It’s unlikely that you would have the chance to observe a mosquito for long enough to identify it, and if you do, it’s possible it has already sucked your blood.
If a mosquito has been infected with WNV, the virus will be transmitted through its bite.
Most people actually do not develop symptoms at all, while those who do display symptoms start showing them two to 14 days after being bitten.
Symptoms of WNV infection normally manifest themselves in the form of fever accompanied by flu-like symptoms such as headaches, body aches and diarrhoea.
In rare cases, the virus can cause an infection of the brain and its lining (encephalitis or meningitis) which can be fatal.
Why are cases increasing?
Cases of WNV are not new to Italy, but there have never been so many reported in one summer alone.
Though experts haven’t yet identified why cases are booming now, recent studies suggest a link between higher temperatures caused by global warming and the explosion of mosquito-led infections.
Experts had already warned a couple of years ago that climate change could lead to an increase in the number of disease-carrying mosquitoes.
A 2020 study by Imperial College London and Tel Aviv University found that by 2030 higher temperatures might establish the presence of dengue, yellow fever and zika-carrying mosquitoes in Europe.
The experts behind the study found that disease-carrying mosquitoes have already benefitted from recent climate change around the world, and as this accelerates it’s likely that more will be introduced to Europe.
A previous study in 2019 had predicted that disease-carrying mosquitoes will reach 500 million more people around the world than they do now, as temperatures rise.
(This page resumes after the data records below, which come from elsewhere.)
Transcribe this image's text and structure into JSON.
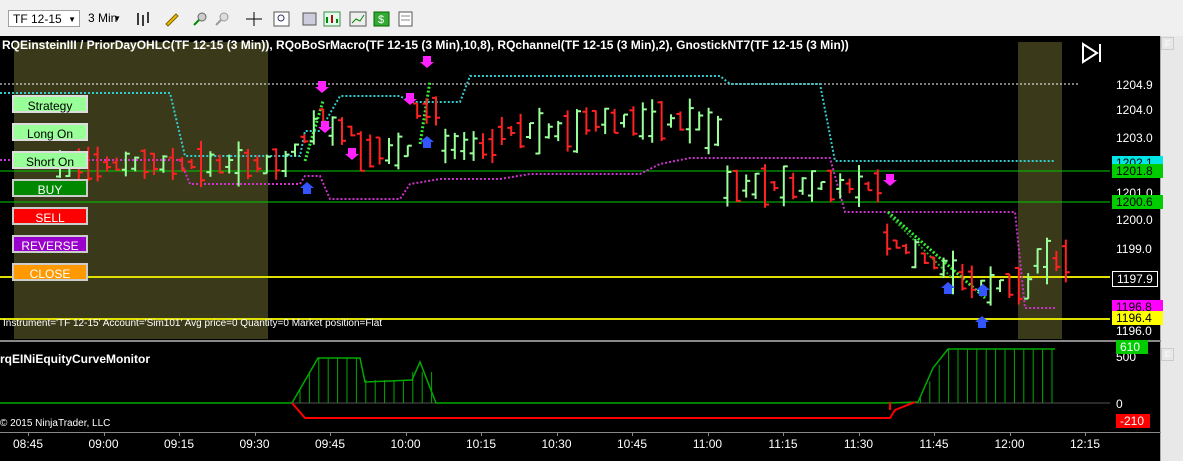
{
  "toolbar": {
    "instrument": "TF 12-15",
    "interval": "3 Min",
    "icons": [
      "bar-style-icon",
      "pencil-icon",
      "zoom-in-icon",
      "zoom-out-icon",
      "crosshair-icon",
      "find-icon",
      "properties-icon",
      "strategy-icon",
      "dollar-icon",
      "data-box-icon"
    ]
  },
  "chart": {
    "title": "RQEinsteinIII / PriorDayOHLC(TF 12-15 (3 Min)), RQoBoSrMacro(TF 12-15 (3 Min),10,8), RQchannel(TF 12-15 (3 Min),2), GnostickNT7(TF 12-15 (3 Min))",
    "info_line": "Instrument='TF 12-15' Account='Sim101' Avg price=0 Quantity=0 Market position=Flat",
    "f_button": "F",
    "price_axis": [
      "1204.9",
      "1204.0",
      "1203.0",
      "1201.0",
      "1200.0",
      "1199.0",
      "1197.9",
      "1196.0"
    ],
    "price_tags": [
      {
        "text": "1202.1",
        "bg": "#00e5e5",
        "fg": "#000"
      },
      {
        "text": "1201.8",
        "bg": "#00cc00",
        "fg": "#000"
      },
      {
        "text": "1200.6",
        "bg": "#00cc00",
        "fg": "#000"
      },
      {
        "text": "1196.8",
        "bg": "#ff00ff",
        "fg": "#000"
      },
      {
        "text": "1196.4",
        "bg": "#ffff00",
        "fg": "#000"
      }
    ]
  },
  "panel": {
    "strategy": "Strategy",
    "long_on": "Long On",
    "short_on": "Short On",
    "buy": "BUY",
    "sell": "SELL",
    "reverse": "REVERSE",
    "close": "CLOSE"
  },
  "subpanel": {
    "title": "rqEINiEquityCurveMonitor",
    "axis": [
      "500",
      "0"
    ],
    "tags": [
      {
        "text": "610",
        "bg": "#00cc00",
        "fg": "#fff"
      },
      {
        "text": "-210",
        "bg": "#ff0000",
        "fg": "#fff"
      }
    ],
    "f_button": "F"
  },
  "footer": {
    "copyright": "© 2015 NinjaTrader, LLC",
    "times": [
      "08:45",
      "09:00",
      "09:15",
      "09:30",
      "09:45",
      "10:00",
      "10:15",
      "10:30",
      "10:45",
      "11:00",
      "11:15",
      "11:30",
      "11:45",
      "12:00",
      "12:15"
    ]
  },
  "colors": {
    "bull": "#99ff99",
    "bear": "#ff2222",
    "cyan": "#33cccc",
    "magenta": "#cc33cc",
    "green_line": "#00cc00",
    "yellow": "#ffff00"
  }
}
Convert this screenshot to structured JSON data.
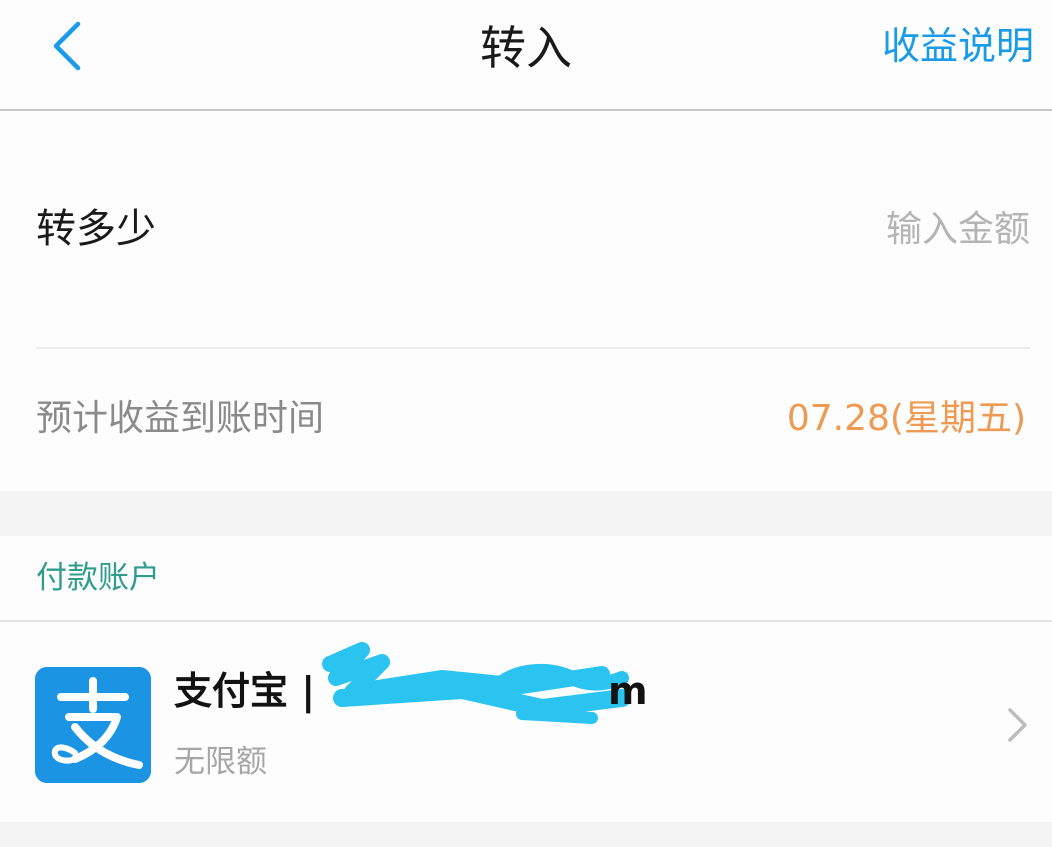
{
  "navbar": {
    "title": "转入",
    "right_label": "收益说明",
    "back_icon": "chevron-left-icon",
    "accent_color": "#1a9be8"
  },
  "amount": {
    "label": "转多少",
    "placeholder": "输入金额",
    "value": ""
  },
  "eta": {
    "label": "预计收益到账时间",
    "value": "07.28(星期五)",
    "value_color": "#ef9a52"
  },
  "payment": {
    "section_title": "付款账户",
    "section_color": "#2e9d8c",
    "account": {
      "icon": "alipay-logo",
      "provider": "支付宝",
      "separator": "|",
      "account_suffix": "m",
      "limit": "无限额",
      "chevron_icon": "chevron-right-icon"
    }
  }
}
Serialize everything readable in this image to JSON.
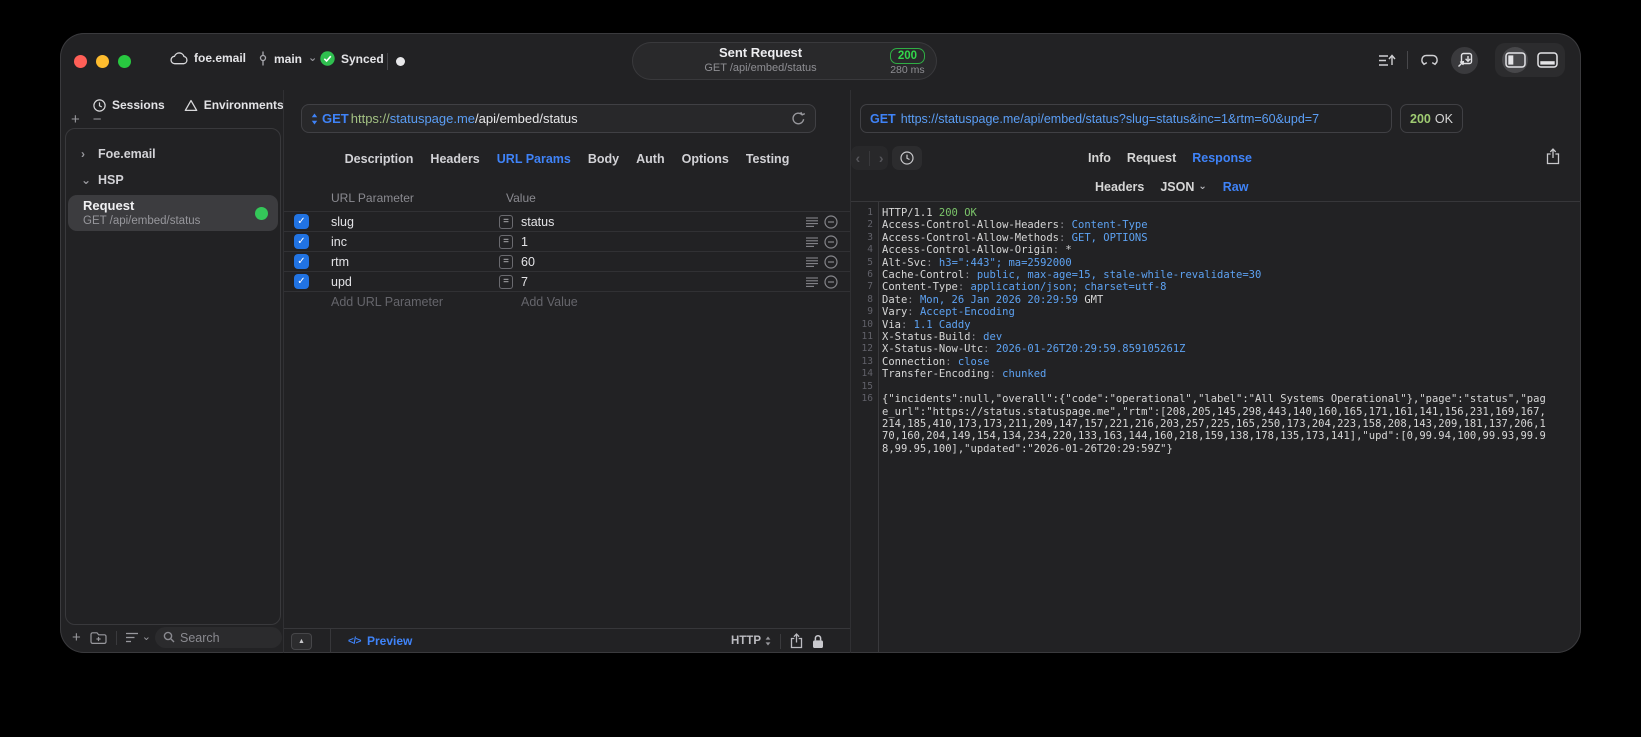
{
  "titlebar": {
    "project": "foe.email",
    "branch": "main",
    "sync_status": "Synced",
    "request_summary": {
      "title": "Sent Request",
      "method_path": "GET /api/embed/status",
      "status_code": "200",
      "duration": "280 ms"
    }
  },
  "sidebar": {
    "tabs": [
      {
        "label": "Sessions"
      },
      {
        "label": "Environments"
      }
    ],
    "tree": [
      {
        "label": "Foe.email",
        "state": "collapsed"
      },
      {
        "label": "HSP",
        "state": "expanded"
      }
    ],
    "request_item": {
      "name": "Request",
      "summary": "GET /api/embed/status"
    },
    "search_placeholder": "Search"
  },
  "request_editor": {
    "method": "GET",
    "url": {
      "scheme": "https://",
      "host": "statuspage.me",
      "path": "/api/embed/status"
    },
    "tabs": [
      {
        "label": "Description",
        "active": false
      },
      {
        "label": "Headers",
        "active": false
      },
      {
        "label": "URL Params",
        "active": true
      },
      {
        "label": "Body",
        "active": false
      },
      {
        "label": "Auth",
        "active": false
      },
      {
        "label": "Options",
        "active": false
      },
      {
        "label": "Testing",
        "active": false
      }
    ],
    "params": {
      "columns": [
        "URL Parameter",
        "Value"
      ],
      "rows": [
        {
          "name": "slug",
          "value": "status",
          "enabled": true
        },
        {
          "name": "inc",
          "value": "1",
          "enabled": true
        },
        {
          "name": "rtm",
          "value": "60",
          "enabled": true
        },
        {
          "name": "upd",
          "value": "7",
          "enabled": true
        }
      ],
      "add_name_placeholder": "Add URL Parameter",
      "add_value_placeholder": "Add Value"
    },
    "footer": {
      "preview_label": "Preview",
      "protocol": "HTTP"
    }
  },
  "response_viewer": {
    "request_line": {
      "method": "GET",
      "url": "https://statuspage.me/api/embed/status?slug=status&inc=1&rtm=60&upd=7"
    },
    "status": {
      "code": "200",
      "text": "OK"
    },
    "tabs": [
      {
        "label": "Info",
        "active": false
      },
      {
        "label": "Request",
        "active": false
      },
      {
        "label": "Response",
        "active": true
      }
    ],
    "subtabs": [
      {
        "label": "Headers",
        "active": false,
        "dropdown": false
      },
      {
        "label": "JSON",
        "active": false,
        "dropdown": true
      },
      {
        "label": "Raw",
        "active": true,
        "dropdown": false
      }
    ],
    "body_lines": [
      {
        "num": 1,
        "segments": [
          {
            "t": "HTTP/1.1 ",
            "c": "plain"
          },
          {
            "t": "200 OK",
            "c": "green"
          }
        ]
      },
      {
        "num": 2,
        "segments": [
          {
            "t": "Access-Control-Allow-Headers",
            "c": "plain"
          },
          {
            "t": ": ",
            "c": "gray"
          },
          {
            "t": "Content-Type",
            "c": "blue"
          }
        ]
      },
      {
        "num": 3,
        "segments": [
          {
            "t": "Access-Control-Allow-Methods",
            "c": "plain"
          },
          {
            "t": ": ",
            "c": "gray"
          },
          {
            "t": "GET, OPTIONS",
            "c": "blue"
          }
        ]
      },
      {
        "num": 4,
        "segments": [
          {
            "t": "Access-Control-Allow-Origin",
            "c": "plain"
          },
          {
            "t": ": ",
            "c": "gray"
          },
          {
            "t": "*",
            "c": "plain"
          }
        ]
      },
      {
        "num": 5,
        "segments": [
          {
            "t": "Alt-Svc",
            "c": "plain"
          },
          {
            "t": ": ",
            "c": "gray"
          },
          {
            "t": "h3=\":443\"; ma=2592000",
            "c": "blue"
          }
        ]
      },
      {
        "num": 6,
        "segments": [
          {
            "t": "Cache-Control",
            "c": "plain"
          },
          {
            "t": ": ",
            "c": "gray"
          },
          {
            "t": "public, max-age=15, stale-while-revalidate=30",
            "c": "blue"
          }
        ]
      },
      {
        "num": 7,
        "segments": [
          {
            "t": "Content-Type",
            "c": "plain"
          },
          {
            "t": ": ",
            "c": "gray"
          },
          {
            "t": "application/json; charset=utf-8",
            "c": "blue"
          }
        ]
      },
      {
        "num": 8,
        "segments": [
          {
            "t": "Date",
            "c": "plain"
          },
          {
            "t": ": ",
            "c": "gray"
          },
          {
            "t": "Mon, 26 Jan 2026 20:29:59",
            "c": "blue"
          },
          {
            "t": " GMT",
            "c": "plain"
          }
        ]
      },
      {
        "num": 9,
        "segments": [
          {
            "t": "Vary",
            "c": "plain"
          },
          {
            "t": ": ",
            "c": "gray"
          },
          {
            "t": "Accept-Encoding",
            "c": "blue"
          }
        ]
      },
      {
        "num": 10,
        "segments": [
          {
            "t": "Via",
            "c": "plain"
          },
          {
            "t": ": ",
            "c": "gray"
          },
          {
            "t": "1.1 Caddy",
            "c": "blue"
          }
        ]
      },
      {
        "num": 11,
        "segments": [
          {
            "t": "X-Status-Build",
            "c": "plain"
          },
          {
            "t": ": ",
            "c": "gray"
          },
          {
            "t": "dev",
            "c": "blue"
          }
        ]
      },
      {
        "num": 12,
        "segments": [
          {
            "t": "X-Status-Now-Utc",
            "c": "plain"
          },
          {
            "t": ": ",
            "c": "gray"
          },
          {
            "t": "2026-01-26T20:29:59.859105261Z",
            "c": "blue"
          }
        ]
      },
      {
        "num": 13,
        "segments": [
          {
            "t": "Connection",
            "c": "plain"
          },
          {
            "t": ": ",
            "c": "gray"
          },
          {
            "t": "close",
            "c": "blue"
          }
        ]
      },
      {
        "num": 14,
        "segments": [
          {
            "t": "Transfer-Encoding",
            "c": "plain"
          },
          {
            "t": ": ",
            "c": "gray"
          },
          {
            "t": "chunked",
            "c": "blue"
          }
        ]
      },
      {
        "num": 15,
        "segments": []
      },
      {
        "num": 16,
        "segments": [
          {
            "t": "{\"incidents\":null,\"overall\":{\"code\":\"operational\",\"label\":\"All Systems Operational\"},\"page\":\"status\",\"page_url\":\"https://status.statuspage.me\",\"rtm\":[208,205,145,298,443,140,160,165,171,161,141,156,231,169,167,214,185,410,173,173,211,209,147,157,221,216,203,257,225,165,250,173,204,223,158,208,143,209,181,137,206,170,160,204,149,154,134,234,220,133,163,144,160,218,159,138,178,135,173,141],\"upd\":[0,99.94,100,99.93,99.98,99.95,100],\"updated\":\"2026-01-26T20:29:59Z\"}",
            "c": "plain"
          }
        ]
      }
    ]
  },
  "icons": {
    "chevron_right": "›",
    "chevron_down": "⌄",
    "plus": "+",
    "minus": "−",
    "triangle_up": "▲",
    "code_tag": "</>",
    "back_chevron": "‹",
    "forward_chevron": "›",
    "check": "✓"
  },
  "colors": {
    "accent_blue": "#3f83f8",
    "url_blue": "#5b9ef5",
    "scheme_green": "#a3c183",
    "badge_green": "#32d74b",
    "ok_green": "#9fcb72",
    "response_value_blue": "#5da2f2",
    "response_green": "#7bc46a",
    "checkbox_blue": "#2173e2"
  }
}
Higher temperatures also mean that the breeding season for mosquitoes will get increasingly longer, also expanding the period of disease transmission.
What are Italian authorities doing about it?
There’s not much Italian authorities can do besides telling people to keep away from mosquitoes, as there’s no available vaccination against WNV.
Italy is recommending people wear long trousers and long sleeves when going outdoors at dawn and during sunset (despite the current high temperatures), keep mosquito nets on their windows, and make sure there’s no water stagnating in flowers and plants pots, or dogs’ water bowls.
Other recommendations include cutting the grass to avoid mosquitoes proliferating and introducing fish in ponds and similar so that the insects can naturally be eliminated.
Should you be worried?
Less than 1 per cent of people infected with WNV (1 in 150) actually go on to develop the most severe symptoms, and only 1 in 1,000 people infected will die of the virus.
Those who develop only mild symptoms, 20 per cent of the people infected, get over the virus in a matter of a few days or a few weeks at worst, like you would a normal fever.
Elderly people are more vulnerable to the virus than young people, with most victims in Italy being in their late 70s and 80s.
But in Italy, things might get worse before the end of summer. Virologist Giorgio Palù, President of the Italian Medicine Agency (Aifa), expects cases to continue rising until September, as reported by Italian newspaper Il Gazzettino.